However, some EU member states like the United Kingdom and Ireland are not party to the Schengen Area, so taking a flight from Frankfurt to London would see you clear outbound passport control in Germany when you leave the Schengen Area, and separately, inbound UK passport control upon your arrival.
Three countries also share open borders with the Schengen Area but don’t technically belong, these being Monaco, San Marino and Vatican City. So, if you’re travelling between, say, France and Monaco, you’d only know you’d crossed the border by looking on a map or spotting a sign by the road.
The Schengen Area: visiting with an Australian passport
Aussie travellers can spend up to 90 days in the Schengen Area within any 180-day period for business or leisure, measured from the day you enter the Schengen Area until the day you depart, with no visa required.
That counter applies across all Schengen Area countries, so if you’ve spent 60 days in Germany over the past 180 days, you can only spend a further 30 days in the Schengen Area visa-free, with any additional travel only possible when enough time has passed for that count to reset, or at least, for your tally to be reduced.
Realistically, unless you’re spending more than half your time in the Schengen Area throughout the year, that limitation shouldn’t be an issue: but if you are likely to reach that cap, you’ll need to apply for a Schengen Visa from the country you plan to spend the most time in.
When visiting the Schengen Area, you’ll only receive passport stamps when you enter and when you exit – not when you travel between Schengen Area countries.

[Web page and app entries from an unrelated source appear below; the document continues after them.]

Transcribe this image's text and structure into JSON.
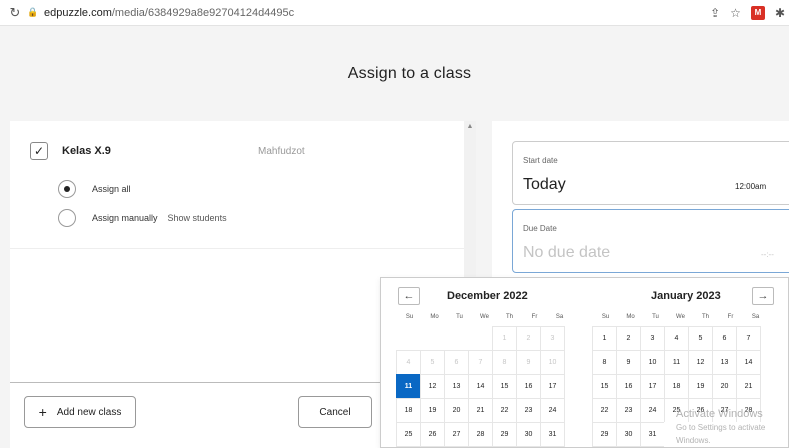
{
  "browser": {
    "reload_icon": "reload-icon",
    "lock_icon": "lock-icon",
    "url_host": "edpuzzle.com",
    "url_path": "/media/6384929a8e92704124d4495c",
    "share_icon": "share-icon",
    "star_icon": "star-icon"
  },
  "header": {
    "title": "Assign to a class"
  },
  "class_row": {
    "check": "✓",
    "name": "Kelas X.9",
    "teacher": "Mahfudzot"
  },
  "assign_options": [
    {
      "label": "Assign all",
      "selected": true
    },
    {
      "label": "Assign manually",
      "selected": false,
      "extra": "Show students"
    }
  ],
  "footer": {
    "add_label": "Add new class",
    "add_plus": "+",
    "cancel_label": "Cancel"
  },
  "start_date": {
    "label": "Start date",
    "value": "Today",
    "time": "12:00am"
  },
  "due_date": {
    "label": "Due Date",
    "placeholder": "No due date",
    "time": "--:--"
  },
  "calendar": {
    "prev_icon": "←",
    "next_icon": "→",
    "weekdays": [
      "Su",
      "Mo",
      "Tu",
      "We",
      "Th",
      "Fr",
      "Sa"
    ],
    "months": [
      {
        "title": "December 2022",
        "weeks": [
          [
            "",
            "",
            "",
            "",
            "1",
            "2",
            "3"
          ],
          [
            "4",
            "5",
            "6",
            "7",
            "8",
            "9",
            "10"
          ],
          [
            "11",
            "12",
            "13",
            "14",
            "15",
            "16",
            "17"
          ],
          [
            "18",
            "19",
            "20",
            "21",
            "22",
            "23",
            "24"
          ],
          [
            "25",
            "26",
            "27",
            "28",
            "29",
            "30",
            "31"
          ]
        ],
        "disabled_until": 10,
        "selected": 11
      },
      {
        "title": "January 2023",
        "weeks": [
          [
            "1",
            "2",
            "3",
            "4",
            "5",
            "6",
            "7"
          ],
          [
            "8",
            "9",
            "10",
            "11",
            "12",
            "13",
            "14"
          ],
          [
            "15",
            "16",
            "17",
            "18",
            "19",
            "20",
            "21"
          ],
          [
            "22",
            "23",
            "24",
            "25",
            "26",
            "27",
            "28"
          ],
          [
            "29",
            "30",
            "31",
            "",
            "",
            "",
            ""
          ]
        ]
      }
    ]
  },
  "watermark": {
    "line1": "Activate Windows",
    "line2": "Go to Settings to activate Windows."
  }
}
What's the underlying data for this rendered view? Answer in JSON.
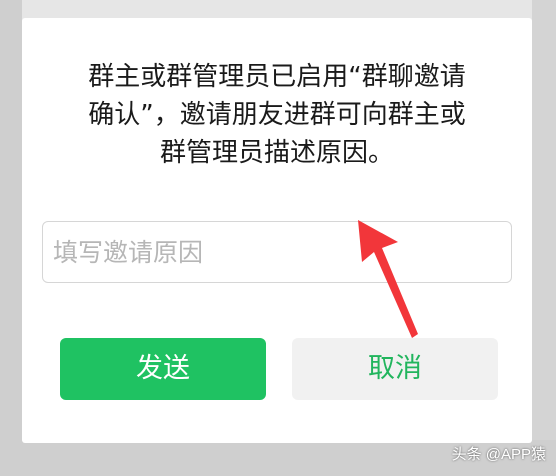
{
  "dialog": {
    "message_lines": [
      "群主或群管理员已启用“群聊邀请",
      "确认”，邀请朋友进群可向群主或",
      "群管理员描述原因。"
    ],
    "reason_placeholder": "填写邀请原因",
    "send_label": "发送",
    "cancel_label": "取消"
  },
  "watermark": "头条 @APP猿",
  "colors": {
    "send_button": "#1fc262",
    "cancel_text": "#21b55d",
    "arrow": "#f2363a"
  }
}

For instance, if you arrive in Germany, continue you trip in Italy and Switzerland and then depart for London, you’ll receive an entry stamp in Germany and an exit stamp when leaving Switzerland, with no passport control between Germany and Italy or between Italy and Switzerland.